22. Liu HQ, Yuan B, An YW, Chen KJ, Hu Q, Hu XP. et al. Clinical characteristics and follow-up analysis of 324 discharged COVID-19 patients in Shenzhen during the recovery period. International Journal of Medical Sciences. 2021;18:347-55

23. Huang YF, Bai C, He F, Xie Y, Zhou H. Review on the potential action mechanisms of Chinese medicines in treating Coronavirus Disease 2019 (COVID-19). Pharmacol Res. 2020;158:104939

24. Ho LTF, Chan KKH, Chung VCH, Leung TH. Highlights of traditional Chinese medicine frontline expert advice in the China national guideline for COVID-19. Eur J Integr Med. 2020;36:101116

25. Luo E, Zhang D, Luo H, Liu B, Zhao K, Zhao Y. et al. Treatment efficacy analysis of traditional Chinese medicine for novel coronavirus pneumonia (COVID-19): an empirical study from Wuhan, Hubei Province, China. Chin Med. 2020;15:34

26. Hariyanto TI, Kurniawan A. Anemia is associated with severe coronavirus disease 2019 (COVID-19) infection.

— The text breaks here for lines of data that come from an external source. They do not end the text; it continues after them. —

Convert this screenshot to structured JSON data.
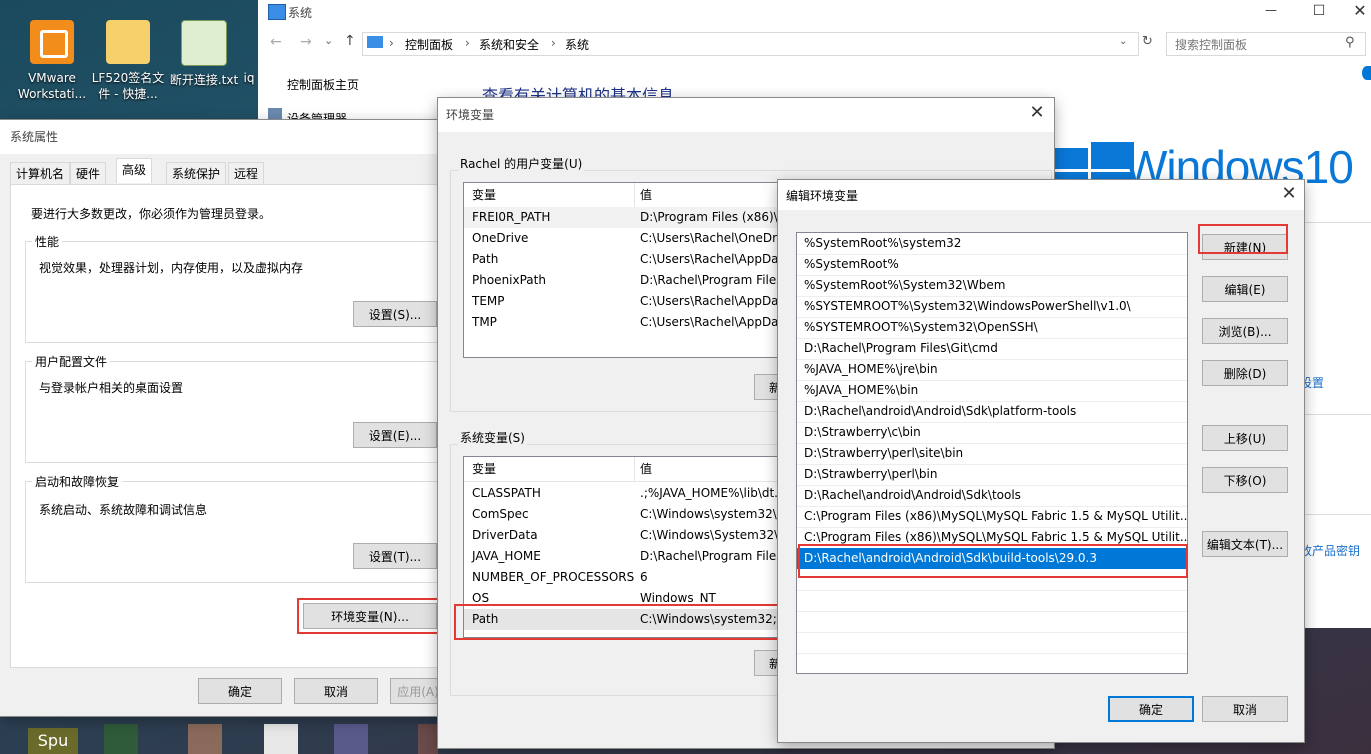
{
  "desktop": {
    "icons": [
      {
        "label": "VMware Workstati..."
      },
      {
        "label": "LF520签名文件 - 快捷..."
      },
      {
        "label": "断开连接.txt"
      },
      {
        "label": "iq"
      }
    ],
    "taskbar_item": "Spu"
  },
  "system_window": {
    "title": "系统",
    "breadcrumb": [
      "控制面板",
      "系统和安全",
      "系统"
    ],
    "search_placeholder": "搜索控制面板",
    "sidebar_home": "控制面板主页",
    "sidebar_device_manager": "设备管理器",
    "heading": "查看有关计算机的基本信息",
    "windows_logo_text": "Windows10",
    "side_link_1": "设置",
    "side_link_2": "改产品密钥"
  },
  "sysprops": {
    "title": "系统属性",
    "tabs": [
      "计算机名",
      "硬件",
      "高级",
      "系统保护",
      "远程"
    ],
    "admin_note": "要进行大多数更改，你必须作为管理员登录。",
    "performance": {
      "label": "性能",
      "desc": "视觉效果，处理器计划，内存使用，以及虚拟内存",
      "button": "设置(S)..."
    },
    "profiles": {
      "label": "用户配置文件",
      "desc": "与登录帐户相关的桌面设置",
      "button": "设置(E)..."
    },
    "startup": {
      "label": "启动和故障恢复",
      "desc": "系统启动、系统故障和调试信息",
      "button": "设置(T)..."
    },
    "env_button": "环境变量(N)...",
    "ok": "确定",
    "cancel": "取消",
    "apply": "应用(A)"
  },
  "envvars": {
    "title": "环境变量",
    "user_group_label": "Rachel 的用户变量(U)",
    "col_var": "变量",
    "col_val": "值",
    "user_vars": [
      {
        "name": "FREI0R_PATH",
        "value": "D:\\Program Files (x86)\\A"
      },
      {
        "name": "OneDrive",
        "value": "C:\\Users\\Rachel\\OneDri"
      },
      {
        "name": "Path",
        "value": "C:\\Users\\Rachel\\AppDat"
      },
      {
        "name": "PhoenixPath",
        "value": "D:\\Rachel\\Program Files"
      },
      {
        "name": "TEMP",
        "value": "C:\\Users\\Rachel\\AppDat"
      },
      {
        "name": "TMP",
        "value": "C:\\Users\\Rachel\\AppDat"
      }
    ],
    "user_new_button": "新",
    "system_group_label": "系统变量(S)",
    "system_vars": [
      {
        "name": "CLASSPATH",
        "value": ".;%JAVA_HOME%\\lib\\dt."
      },
      {
        "name": "ComSpec",
        "value": "C:\\Windows\\system32\\c"
      },
      {
        "name": "DriverData",
        "value": "C:\\Windows\\System32\\D"
      },
      {
        "name": "JAVA_HOME",
        "value": "D:\\Rachel\\Program Files"
      },
      {
        "name": "NUMBER_OF_PROCESSORS",
        "value": "6"
      },
      {
        "name": "OS",
        "value": "Windows_NT"
      },
      {
        "name": "Path",
        "value": "C:\\Windows\\system32;C"
      }
    ],
    "system_new_button": "新"
  },
  "editenv": {
    "title": "编辑环境变量",
    "entries": [
      "%SystemRoot%\\system32",
      "%SystemRoot%",
      "%SystemRoot%\\System32\\Wbem",
      "%SYSTEMROOT%\\System32\\WindowsPowerShell\\v1.0\\",
      "%SYSTEMROOT%\\System32\\OpenSSH\\",
      "D:\\Rachel\\Program Files\\Git\\cmd",
      "%JAVA_HOME%\\jre\\bin",
      "%JAVA_HOME%\\bin",
      "D:\\Rachel\\android\\Android\\Sdk\\platform-tools",
      "D:\\Strawberry\\c\\bin",
      "D:\\Strawberry\\perl\\site\\bin",
      "D:\\Strawberry\\perl\\bin",
      "D:\\Rachel\\android\\Android\\Sdk\\tools",
      "C:\\Program Files (x86)\\MySQL\\MySQL Fabric 1.5 & MySQL Utilit...",
      "C:\\Program Files (x86)\\MySQL\\MySQL Fabric 1.5 & MySQL Utilit...",
      "D:\\Rachel\\android\\Android\\Sdk\\build-tools\\29.0.3"
    ],
    "selected_index": 15,
    "buttons": {
      "new": "新建(N)",
      "edit": "编辑(E)",
      "browse": "浏览(B)...",
      "delete": "删除(D)",
      "up": "上移(U)",
      "down": "下移(O)",
      "edit_text": "编辑文本(T)..."
    },
    "ok": "确定",
    "cancel": "取消"
  }
}
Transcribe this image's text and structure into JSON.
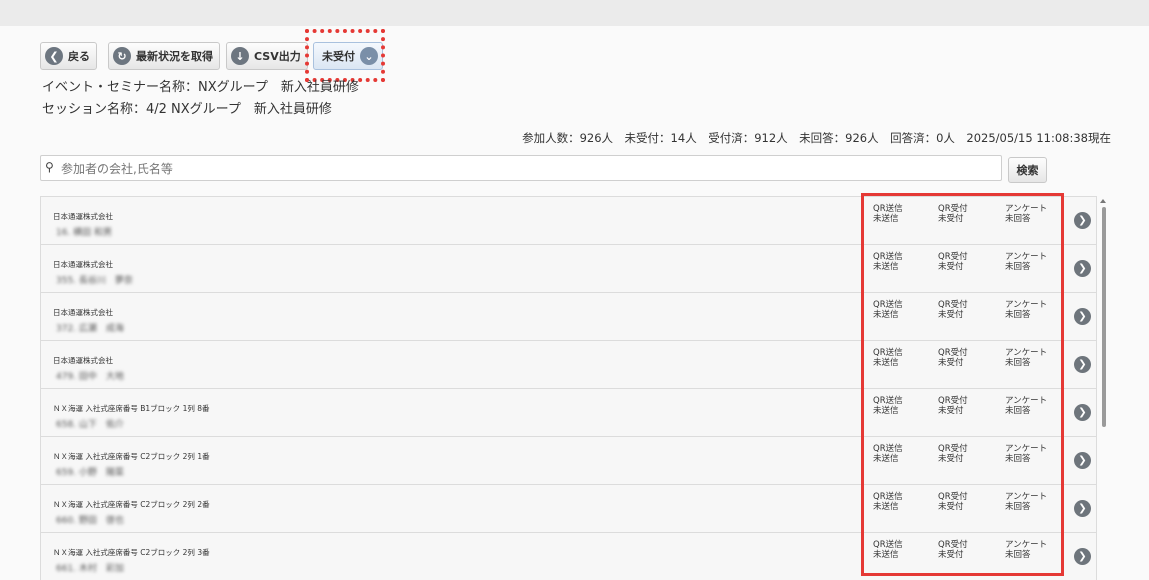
{
  "toolbar": {
    "back_label": "戻る",
    "refresh_label": "最新状況を取得",
    "csv_label": "CSV出力",
    "status_filter_label": "未受付"
  },
  "event": {
    "seminar_line": "イベント・セミナー名称：NXグループ　新入社員研修",
    "session_line": "セッション名称：4/2 NXグループ　新入社員研修"
  },
  "summary": "参加人数：926人　未受付：14人　受付済：912人　未回答：926人　回答済：0人　2025/05/15 11:08:38現在",
  "search": {
    "placeholder": "参加者の会社,氏名等",
    "button_label": "検索"
  },
  "rows": [
    {
      "company": "日本通運株式会社",
      "person": "16. 横田 和男",
      "qr_label": "QR送信",
      "qr_status": "未送信",
      "rec_label": "QR受付",
      "rec_status": "未受付",
      "ank_label": "アンケート",
      "ank_status": "未回答"
    },
    {
      "company": "日本通運株式会社",
      "person": "355. 長谷川　夢奈",
      "qr_label": "QR送信",
      "qr_status": "未送信",
      "rec_label": "QR受付",
      "rec_status": "未受付",
      "ank_label": "アンケート",
      "ank_status": "未回答"
    },
    {
      "company": "日本通運株式会社",
      "person": "372. 広瀬　成海",
      "qr_label": "QR送信",
      "qr_status": "未送信",
      "rec_label": "QR受付",
      "rec_status": "未受付",
      "ank_label": "アンケート",
      "ank_status": "未回答"
    },
    {
      "company": "日本通運株式会社",
      "person": "479. 田中　大地",
      "qr_label": "QR送信",
      "qr_status": "未送信",
      "rec_label": "QR受付",
      "rec_status": "未受付",
      "ank_label": "アンケート",
      "ank_status": "未回答"
    },
    {
      "company": "ＮＸ海運 入社式座席番号 B1ブロック 1列 8番",
      "person": "658. 山下　佑介",
      "qr_label": "QR送信",
      "qr_status": "未送信",
      "rec_label": "QR受付",
      "rec_status": "未受付",
      "ank_label": "アンケート",
      "ank_status": "未回答"
    },
    {
      "company": "ＮＸ海運 入社式座席番号 C2ブロック 2列 1番",
      "person": "659. 小野　陽菜",
      "qr_label": "QR送信",
      "qr_status": "未送信",
      "rec_label": "QR受付",
      "rec_status": "未受付",
      "ank_label": "アンケート",
      "ank_status": "未回答"
    },
    {
      "company": "ＮＸ海運 入社式座席番号 C2ブロック 2列 2番",
      "person": "660. 野田　啓也",
      "qr_label": "QR送信",
      "qr_status": "未送信",
      "rec_label": "QR受付",
      "rec_status": "未受付",
      "ank_label": "アンケート",
      "ank_status": "未回答"
    },
    {
      "company": "ＮＸ海運 入社式座席番号 C2ブロック 2列 3番",
      "person": "661. 木村　彩加",
      "qr_label": "QR送信",
      "qr_status": "未送信",
      "rec_label": "QR受付",
      "rec_status": "未受付",
      "ank_label": "アンケート",
      "ank_status": "未回答"
    }
  ],
  "icons": {
    "back": "arrow-left-icon",
    "refresh": "refresh-icon",
    "csv": "download-icon",
    "status": "chevron-down-icon",
    "search": "search-icon",
    "row": "chevron-right-icon"
  },
  "colors": {
    "highlight": "#e53935",
    "icon": "#6d7680"
  }
}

Transfus Apher Sci. 2020 p: 102926

27. Pedersen SF, Ho YC. SARS-CoV-2: a storm is raging. The Journal of clinical investigation. 2020;130:2202-5

28. Moore JB, June CH. Cytokine release syndrome in severe COVID-19. Science (New York, NY). 2020;368:473-4

29. Feng G, Zheng KI, Yan QQ, Rios RS, Targher G, Byrne CD. et al. COVID-19 and Liver Dysfunction: Current Insights and Emergent Therapeutic Strategies. Journal of clinical and translational hepatology. 2020;8:18-24

30. Zhang C, Shi L, Wang FS. Liver injury in COVID-19: management and challenges. Lancet Gastroenterol Hepatol. 2020;5:428-30

31. Song JW, Long JY, Xie L, Zhang LL, Xie QX, Chen HJ. et al. Applications, phytochemistry, pharmacological effects, pharmacokinetics, toxicity of Scutellaria baicalensis Georgi. and its probably potential therapeutic effects on COVID-19: a review. Chin Med. 2020;15:102

32. Su H, Yang M, Wan C, Yi LX, Tang F, Zhu HY. et al. Renal histopathological analysis of 26 postmortem findings of patients with COVID-19 in China. Kidney Int. 2020;98:219-27

Author contact

Corresponding address Corresponding authors: Han-Qing Liu and Shuo Song, No.1 Jinniu west road, Pingshan district, Shenzhen, Guangdong Province, China. E-mail: liuhanqingcom; songshuocom.

Received 2020-8-31
Accepted 2020-11-30
Published 2021-1-1